# Assignment
Nothing in the records may be altered; repeat them exactly.

# Data records
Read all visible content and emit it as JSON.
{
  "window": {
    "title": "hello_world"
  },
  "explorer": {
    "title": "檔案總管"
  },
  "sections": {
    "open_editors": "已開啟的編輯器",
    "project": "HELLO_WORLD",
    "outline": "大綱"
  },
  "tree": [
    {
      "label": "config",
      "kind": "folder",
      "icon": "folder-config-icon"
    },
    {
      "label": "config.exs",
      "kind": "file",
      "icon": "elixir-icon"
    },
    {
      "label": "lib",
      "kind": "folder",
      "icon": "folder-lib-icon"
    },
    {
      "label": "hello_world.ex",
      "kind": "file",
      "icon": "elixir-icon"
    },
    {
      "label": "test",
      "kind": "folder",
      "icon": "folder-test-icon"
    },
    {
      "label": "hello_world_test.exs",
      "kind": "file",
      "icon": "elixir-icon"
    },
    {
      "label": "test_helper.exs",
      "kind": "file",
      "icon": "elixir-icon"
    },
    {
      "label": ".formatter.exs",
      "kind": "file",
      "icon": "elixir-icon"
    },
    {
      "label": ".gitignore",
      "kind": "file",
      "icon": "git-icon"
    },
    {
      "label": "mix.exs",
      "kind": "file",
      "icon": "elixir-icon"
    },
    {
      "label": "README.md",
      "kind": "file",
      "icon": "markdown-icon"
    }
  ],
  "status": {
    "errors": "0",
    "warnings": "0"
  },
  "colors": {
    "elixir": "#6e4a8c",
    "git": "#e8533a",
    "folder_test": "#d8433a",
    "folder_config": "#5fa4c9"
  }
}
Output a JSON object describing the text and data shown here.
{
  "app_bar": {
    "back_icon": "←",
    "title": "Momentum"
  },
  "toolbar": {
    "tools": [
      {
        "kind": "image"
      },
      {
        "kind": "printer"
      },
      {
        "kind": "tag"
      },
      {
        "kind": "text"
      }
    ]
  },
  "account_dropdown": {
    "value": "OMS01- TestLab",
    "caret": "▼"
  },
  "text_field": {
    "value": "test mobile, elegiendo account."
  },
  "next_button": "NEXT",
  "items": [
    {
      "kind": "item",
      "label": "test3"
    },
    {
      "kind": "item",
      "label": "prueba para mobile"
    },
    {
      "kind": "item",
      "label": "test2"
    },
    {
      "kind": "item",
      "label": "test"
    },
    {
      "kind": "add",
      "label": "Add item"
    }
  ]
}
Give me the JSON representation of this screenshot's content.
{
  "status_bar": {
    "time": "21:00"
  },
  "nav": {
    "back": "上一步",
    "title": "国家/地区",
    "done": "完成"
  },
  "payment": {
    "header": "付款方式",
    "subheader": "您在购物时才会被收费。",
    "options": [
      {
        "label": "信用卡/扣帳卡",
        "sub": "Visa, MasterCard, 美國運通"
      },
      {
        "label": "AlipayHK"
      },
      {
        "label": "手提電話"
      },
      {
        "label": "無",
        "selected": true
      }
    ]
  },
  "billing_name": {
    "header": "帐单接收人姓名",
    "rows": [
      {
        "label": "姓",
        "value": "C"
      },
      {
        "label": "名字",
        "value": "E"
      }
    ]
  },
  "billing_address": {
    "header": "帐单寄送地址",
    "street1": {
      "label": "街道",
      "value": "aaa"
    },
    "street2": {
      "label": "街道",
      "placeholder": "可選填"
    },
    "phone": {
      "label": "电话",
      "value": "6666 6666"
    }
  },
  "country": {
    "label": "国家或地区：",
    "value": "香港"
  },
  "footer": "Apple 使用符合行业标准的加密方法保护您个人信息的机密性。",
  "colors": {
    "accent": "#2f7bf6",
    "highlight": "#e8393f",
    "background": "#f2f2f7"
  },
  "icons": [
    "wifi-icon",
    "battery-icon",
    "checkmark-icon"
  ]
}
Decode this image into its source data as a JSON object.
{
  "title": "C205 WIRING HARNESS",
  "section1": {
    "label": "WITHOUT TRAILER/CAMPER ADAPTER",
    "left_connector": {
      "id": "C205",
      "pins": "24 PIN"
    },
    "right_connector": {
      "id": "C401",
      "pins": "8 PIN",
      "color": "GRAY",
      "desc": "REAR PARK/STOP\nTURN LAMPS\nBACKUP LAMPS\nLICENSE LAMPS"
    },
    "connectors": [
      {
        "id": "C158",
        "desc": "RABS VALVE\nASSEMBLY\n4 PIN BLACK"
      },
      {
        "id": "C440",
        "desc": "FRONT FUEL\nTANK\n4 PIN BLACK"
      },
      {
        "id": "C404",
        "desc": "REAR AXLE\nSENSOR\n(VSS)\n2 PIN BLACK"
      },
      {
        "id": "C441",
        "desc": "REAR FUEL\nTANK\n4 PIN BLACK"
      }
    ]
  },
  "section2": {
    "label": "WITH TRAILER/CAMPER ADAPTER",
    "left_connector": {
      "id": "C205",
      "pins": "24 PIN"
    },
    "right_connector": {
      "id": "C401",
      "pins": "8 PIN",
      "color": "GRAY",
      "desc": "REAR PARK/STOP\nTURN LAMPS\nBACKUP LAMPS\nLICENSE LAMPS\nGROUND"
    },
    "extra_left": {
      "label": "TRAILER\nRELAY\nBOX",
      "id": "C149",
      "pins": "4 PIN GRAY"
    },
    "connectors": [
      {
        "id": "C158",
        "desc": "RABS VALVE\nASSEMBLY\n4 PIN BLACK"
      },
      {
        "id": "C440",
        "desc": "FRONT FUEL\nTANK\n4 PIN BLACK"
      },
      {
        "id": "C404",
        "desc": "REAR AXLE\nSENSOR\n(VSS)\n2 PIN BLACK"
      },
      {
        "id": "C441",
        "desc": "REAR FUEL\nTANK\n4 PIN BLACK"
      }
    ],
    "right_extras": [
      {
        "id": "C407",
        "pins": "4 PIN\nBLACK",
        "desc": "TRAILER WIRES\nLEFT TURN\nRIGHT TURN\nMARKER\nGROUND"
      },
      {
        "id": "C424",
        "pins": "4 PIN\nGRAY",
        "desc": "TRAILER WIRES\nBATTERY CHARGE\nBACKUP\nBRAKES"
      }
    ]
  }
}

# Task result
Read all visible content and emit it as JSON.
{
  "window": {
    "title": "hello_world"
  },
  "explorer": {
    "title": "檔案總管"
  },
  "sections": {
    "open_editors": "已開啟的編輯器",
    "project": "HELLO_WORLD",
    "outline": "大綱"
  },
  "tree": [
    {
      "label": "config",
      "kind": "folder",
      "icon": "folder-config-icon"
    },
    {
      "label": "config.exs",
      "kind": "file",
      "icon": "elixir-icon"
    },
    {
      "label": "lib",
      "kind": "folder",
      "icon": "folder-lib-icon"
    },
    {
      "label": "hello_world.ex",
      "kind": "file",
      "icon": "elixir-icon"
    },
    {
      "label": "test",
      "kind": "folder",
      "icon": "folder-test-icon"
    },
    {
      "label": "hello_world_test.exs",
      "kind": "file",
      "icon": "elixir-icon"
    },
    {
      "label": "test_helper.exs",
      "kind": "file",
      "icon": "elixir-icon"
    },
    {
      "label": ".formatter.exs",
      "kind": "file",
      "icon": "elixir-icon"
    },
    {
      "label": ".gitignore",
      "kind": "file",
      "icon": "git-icon"
    },
    {
      "label": "mix.exs",
      "kind": "file",
      "icon": "elixir-icon"
    },
    {
      "label": "README.md",
      "kind": "file",
      "icon": "markdown-icon"
    }
  ],
  "status": {
    "errors": "0",
    "warnings": "0"
  },
  "colors": {
    "elixir": "#6e4a8c",
    "git": "#e8533a",
    "folder_test": "#d8433a",
    "folder_config": "#5fa4c9"
  }
}
Output a JSON object describing the text and data shown here.
{
  "app_bar": {
    "back_icon": "←",
    "title": "Momentum"
  },
  "toolbar": {
    "tools": [
      {
        "kind": "image"
      },
      {
        "kind": "printer"
      },
      {
        "kind": "tag"
      },
      {
        "kind": "text"
      }
    ]
  },
  "account_dropdown": {
    "value": "OMS01- TestLab",
    "caret": "▼"
  },
  "text_field": {
    "value": "test mobile, elegiendo account."
  },
  "next_button": "NEXT",
  "items": [
    {
      "kind": "item",
      "label": "test3"
    },
    {
      "kind": "item",
      "label": "prueba para mobile"
    },
    {
      "kind": "item",
      "label": "test2"
    },
    {
      "kind": "item",
      "label": "test"
    },
    {
      "kind": "add",
      "label": "Add item"
    }
  ]
}
Give me the JSON representation of this screenshot's content.
{
  "status_bar": {
    "time": "21:00"
  },
  "nav": {
    "back": "上一步",
    "title": "国家/地区",
    "done": "完成"
  },
  "payment": {
    "header": "付款方式",
    "subheader": "您在购物时才会被收费。",
    "options": [
      {
        "label": "信用卡/扣帳卡",
        "sub": "Visa, MasterCard, 美國運通"
      },
      {
        "label": "AlipayHK"
      },
      {
        "label": "手提電話"
      },
      {
        "label": "無",
        "selected": true
      }
    ]
  },
  "billing_name": {
    "header": "帐单接收人姓名",
    "rows": [
      {
        "label": "姓",
        "value": "C"
      },
      {
        "label": "名字",
        "value": "E"
      }
    ]
  },
  "billing_address": {
    "header": "帐单寄送地址",
    "street1": {
      "label": "街道",
      "value": "aaa"
    },
    "street2": {
      "label": "街道",
      "placeholder": "可選填"
    },
    "phone": {
      "label": "电话",
      "value": "6666 6666"
    }
  },
  "country": {
    "label": "国家或地区：",
    "value": "香港"
  },
  "footer": "Apple 使用符合行业标准的加密方法保护您个人信息的机密性。",
  "colors": {
    "accent": "#2f7bf6",
    "highlight": "#e8393f",
    "background": "#f2f2f7"
  },
  "icons": [
    "wifi-icon",
    "battery-icon",
    "checkmark-icon"
  ]
}
Decode this image into its source data as a JSON object.
{
  "title": "C205 WIRING HARNESS",
  "section1": {
    "label": "WITHOUT TRAILER/CAMPER ADAPTER",
    "left_connector": {
      "id": "C205",
      "pins": "24 PIN"
    },
    "right_connector": {
      "id": "C401",
      "pins": "8 PIN",
      "color": "GRAY",
      "desc": "REAR PARK/STOP\nTURN LAMPS\nBACKUP LAMPS\nLICENSE LAMPS"
    },
    "connectors": [
      {
        "id": "C158",
        "desc": "RABS VALVE\nASSEMBLY\n4 PIN BLACK"
      },
      {
        "id": "C440",
        "desc": "FRONT FUEL\nTANK\n4 PIN BLACK"
      },
      {
        "id": "C404",
        "desc": "REAR AXLE\nSENSOR\n(VSS)\n2 PIN BLACK"
      },
      {
        "id": "C441",
        "desc": "REAR FUEL\nTANK\n4 PIN BLACK"
      }
    ]
  },
  "section2": {
    "label": "WITH TRAILER/CAMPER ADAPTER",
    "left_connector": {
      "id": "C205",
      "pins": "24 PIN"
    },
    "right_connector": {
      "id": "C401",
      "pins": "8 PIN",
      "color": "GRAY",
      "desc": "REAR PARK/STOP\nTURN LAMPS\nBACKUP LAMPS\nLICENSE LAMPS\nGROUND"
    },
    "extra_left": {
      "label": "TRAILER\nRELAY\nBOX",
      "id": "C149",
      "pins": "4 PIN GRAY"
    },
    "connectors": [
      {
        "id": "C158",
        "desc": "RABS VALVE\nASSEMBLY\n4 PIN BLACK"
      },
      {
        "id": "C440",
        "desc": "FRONT FUEL\nTANK\n4 PIN BLACK"
      },
      {
        "id": "C404",
        "desc": "REAR AXLE\nSENSOR\n(VSS)\n2 PIN BLACK"
      },
      {
        "id": "C441",
        "desc": "REAR FUEL\nTANK\n4 PIN BLACK"
      }
    ],
    "right_extras": [
      {
        "id": "C407",
        "pins": "4 PIN\nBLACK",
        "desc": "TRAILER WIRES\nLEFT TURN\nRIGHT TURN\nMARKER\nGROUND"
      },
      {
        "id": "C424",
        "pins": "4 PIN\nGRAY",
        "desc": "TRAILER WIRES\nBATTERY CHARGE\nBACKUP\nBRAKES"
      }
    ]
  }
}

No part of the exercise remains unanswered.